Much like the 2003 year in review page, this page is not a review of goings-on in the world, but a review and wrap-up of the website's year. Highly meta, and a little narcissistic, but, hey...
At the beginning of 2005, this website had fifty pages; by year's end that had grown by fourteen, which is pretty impressive - better than one update a month. In addition, a handful of pages got updated. Evidently this was a pretty productive year for me, to judge by this site and my contributions to the TCUEC and the group-blog Entropic Memes.
In 2003, the then much smaller site averaged about 35 visitors and about 50 page views a day. Today, it sees an average of 125 visits, and 175 page views, per day, though there were some notable exceptions. Thanks to the wonders of output compression, this winds up being just over half a megabyte of data per day. Not terribly impressive sounding, until you consider that's all text - there's not a single image on this site - and it's almost all compressed. In addition, this not being a blog as most would recognize it, there are no RSS feeds or other kinds of syndication to consume (useless) bandwidth. Without compression, the daily transfer for this site would be roughly trebled.

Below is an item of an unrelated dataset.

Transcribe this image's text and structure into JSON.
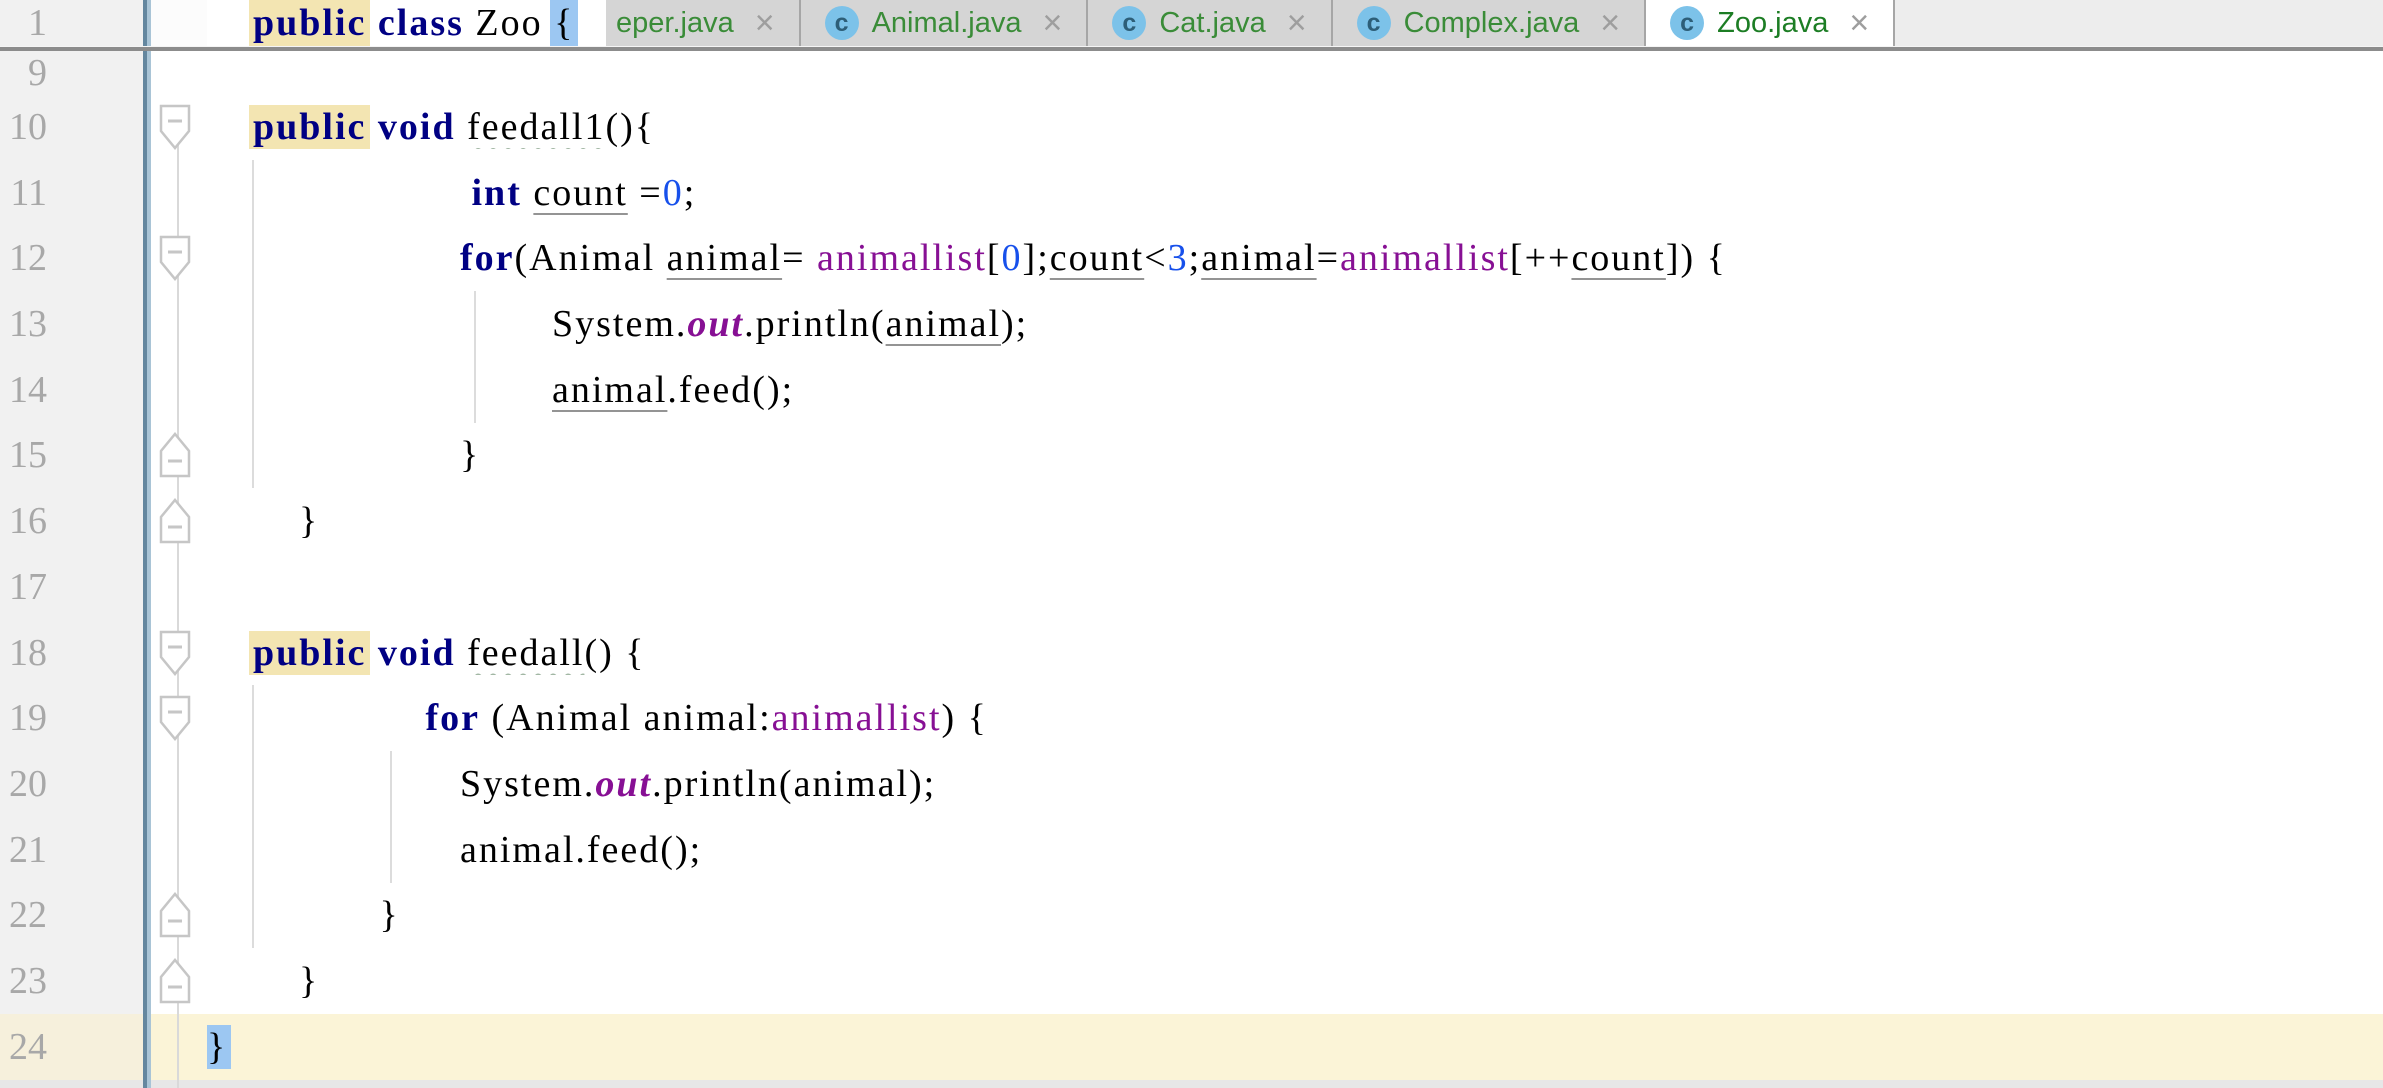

As part of a reorganization, or upgrade, or something, the site was switched between servers in October. It produced a small but noticable speed improvement, which probably helped during the pre-election days.

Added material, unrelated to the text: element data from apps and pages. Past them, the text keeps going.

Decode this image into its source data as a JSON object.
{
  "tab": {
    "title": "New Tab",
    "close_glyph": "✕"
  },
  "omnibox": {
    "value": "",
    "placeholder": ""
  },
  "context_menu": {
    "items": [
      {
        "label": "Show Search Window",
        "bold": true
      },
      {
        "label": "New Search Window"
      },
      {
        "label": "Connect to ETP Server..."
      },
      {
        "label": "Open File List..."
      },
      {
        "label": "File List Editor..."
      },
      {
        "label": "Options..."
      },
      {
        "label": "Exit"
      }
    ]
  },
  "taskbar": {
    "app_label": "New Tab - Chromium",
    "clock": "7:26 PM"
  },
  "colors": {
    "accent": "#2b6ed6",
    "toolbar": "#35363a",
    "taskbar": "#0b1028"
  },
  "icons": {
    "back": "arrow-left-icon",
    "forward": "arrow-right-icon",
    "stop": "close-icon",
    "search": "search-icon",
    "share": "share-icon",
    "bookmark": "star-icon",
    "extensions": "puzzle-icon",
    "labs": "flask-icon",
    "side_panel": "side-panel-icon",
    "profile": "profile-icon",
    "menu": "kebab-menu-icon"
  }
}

Due to a number of factors, the two pages I wrote about then-Mayor of the city of Saint Paul, one Randy Kelly, ranked extraordinarily well in many popular search engines. Local interest in the mayor, who was up for reelection, as well as national interest - thanks to his controversial endorsements of Dubya back in 2004 - drove quite remarkable levels of traffic to those pages, sometimes on the order of 300, even 500, visitors per day - just to those two pages. This peaked in November, naturally, and has declined since, though not completely gone away. I like to imagine I helped to sway one or two voters into voting against the corrupt little weasel, but I'm most likely kidding myself. :)

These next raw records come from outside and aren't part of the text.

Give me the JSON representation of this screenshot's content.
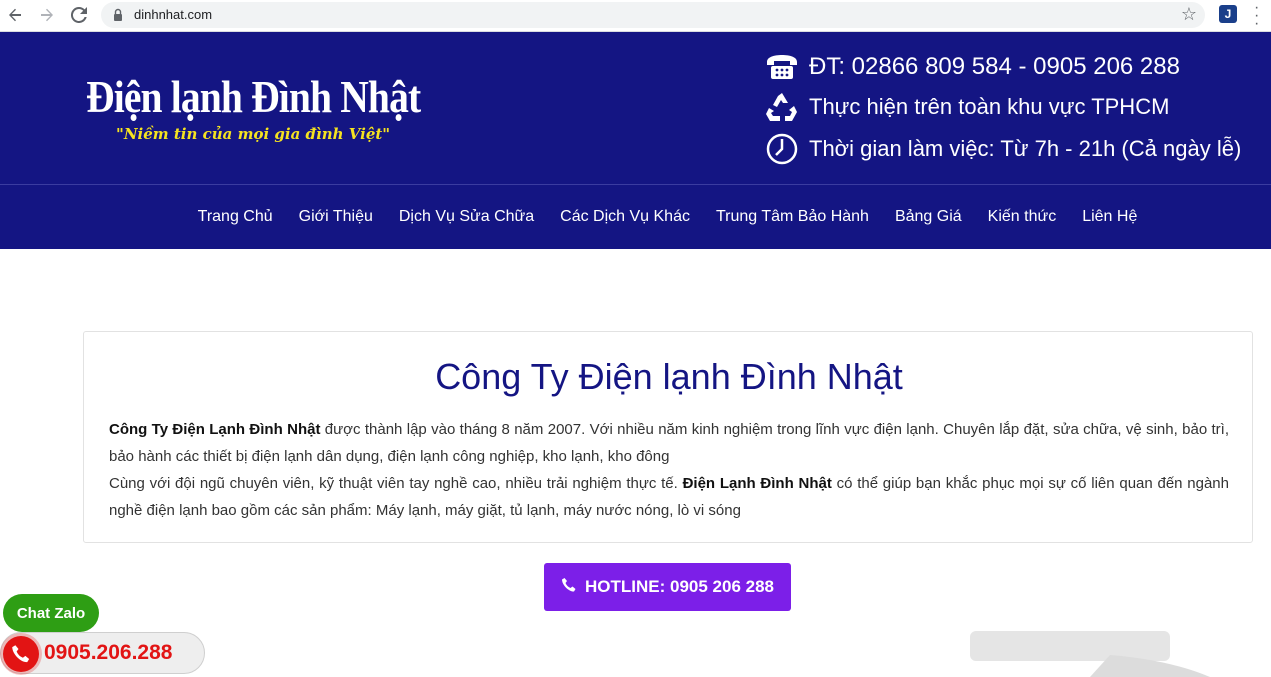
{
  "browser": {
    "url": "dinhnhat.com",
    "icons": [
      "back-arrow-icon",
      "forward-arrow-icon",
      "reload-icon",
      "lock-icon",
      "star-icon",
      "extension-icon",
      "menu-icon"
    ]
  },
  "header": {
    "logo_title": "Điện lạnh Đình Nhật",
    "logo_slogan": "\"Niềm tin của mọi gia đình Việt\"",
    "phone_line": "ĐT: 02866 809 584 - 0905 206 288",
    "area_line": "Thực hiện trên toàn khu vực TPHCM",
    "hours_line": "Thời gian làm việc: Từ 7h - 21h (Cả ngày lễ)",
    "background": "#141583"
  },
  "nav": {
    "items": [
      {
        "label": "Trang Chủ"
      },
      {
        "label": "Giới Thiệu"
      },
      {
        "label": "Dịch Vụ Sửa Chữa"
      },
      {
        "label": "Các Dịch Vụ Khác"
      },
      {
        "label": "Trung Tâm Bảo Hành"
      },
      {
        "label": "Bảng Giá"
      },
      {
        "label": "Kiến thức"
      },
      {
        "label": "Liên Hệ"
      }
    ]
  },
  "main": {
    "title": "Công Ty Điện lạnh Đình Nhật",
    "p1_bold": "Công Ty Điện Lạnh Đình Nhật",
    "p1_rest": " được thành lập vào tháng 8 năm 2007. Với nhiều năm kinh nghiệm trong lĩnh vực điện lạnh. Chuyên lắp đặt, sửa chữa, vệ sinh, bảo trì, bảo hành các thiết bị điện lạnh dân dụng, điện lạnh công nghiệp, kho lạnh, kho đông",
    "p2_start": "Cùng với đội ngũ chuyên viên, kỹ thuật viên tay nghề cao, nhiều trải nghiệm thực tế. ",
    "p2_bold": "Điện Lạnh Đình Nhật",
    "p2_rest": " có thể giúp bạn khắc phục mọi sự cố liên quan đến ngành nghề điện lạnh bao gồm các sản phẩm: Máy lạnh, máy giặt, tủ lạnh, máy nước nóng, lò vi sóng",
    "hotline_button": "HOTLINE: 0905 206 288",
    "hotline_color": "#7c1fe8"
  },
  "floating": {
    "zalo_label": "Chat Zalo",
    "phone_number": "0905.206.288",
    "zalo_color": "#2e9e14",
    "phone_color": "#e21414"
  }
}
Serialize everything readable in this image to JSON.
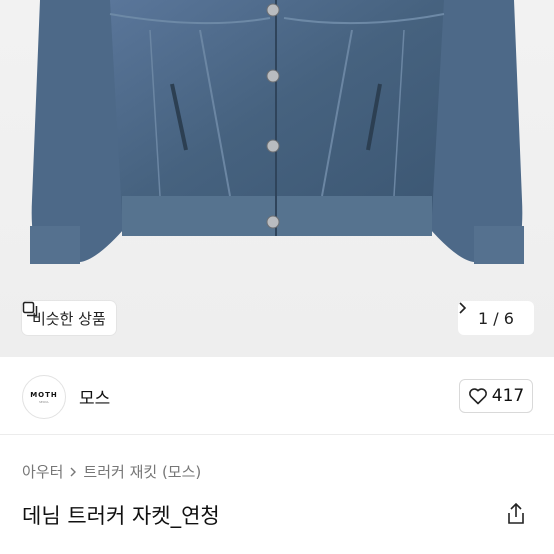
{
  "product_image": {
    "alt_icon": "denim-jacket-photo",
    "similar_button": {
      "label": "비슷한 상품",
      "icon": "similar-items-icon"
    },
    "counter": {
      "text": "1 / 6",
      "icon": "chevron-right-icon"
    }
  },
  "shop": {
    "logo_text": "MOTH",
    "logo_subtext": "SEOUL",
    "name": "모스",
    "like_count": "417",
    "like_icon": "heart-icon"
  },
  "breadcrumb": {
    "category": "아우터",
    "separator_icon": "chevron-right-icon",
    "subcategory": "트러커 재킷 (모스)"
  },
  "product": {
    "title": "데님 트러커 자켓_연청",
    "share_icon": "share-icon"
  },
  "colors": {
    "denim": "#4a6689",
    "denim_dark": "#34495f",
    "background": "#f0f0f0"
  }
}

Search engines are still the number-one source of traffic for Buggrit, accounting for some 85% of all visitors. Despite, or perhaps because of that, a number of links were forthcoming from newsgroups, forums, blogs, and other websites, which produced greater or lesser amounts of traffic.
The two pages on King Randy were the clear winners in popularity; the remaining traffic was fairly evenly distributed between twenty or so of the remaining pages, with a combination of old and new articles getting heavy traffic.
There's really not much more to say. Buggrit is now more than three years old, a veritable eternity on the Internet, and all signs seem to point for a productive and interesting fourth year online...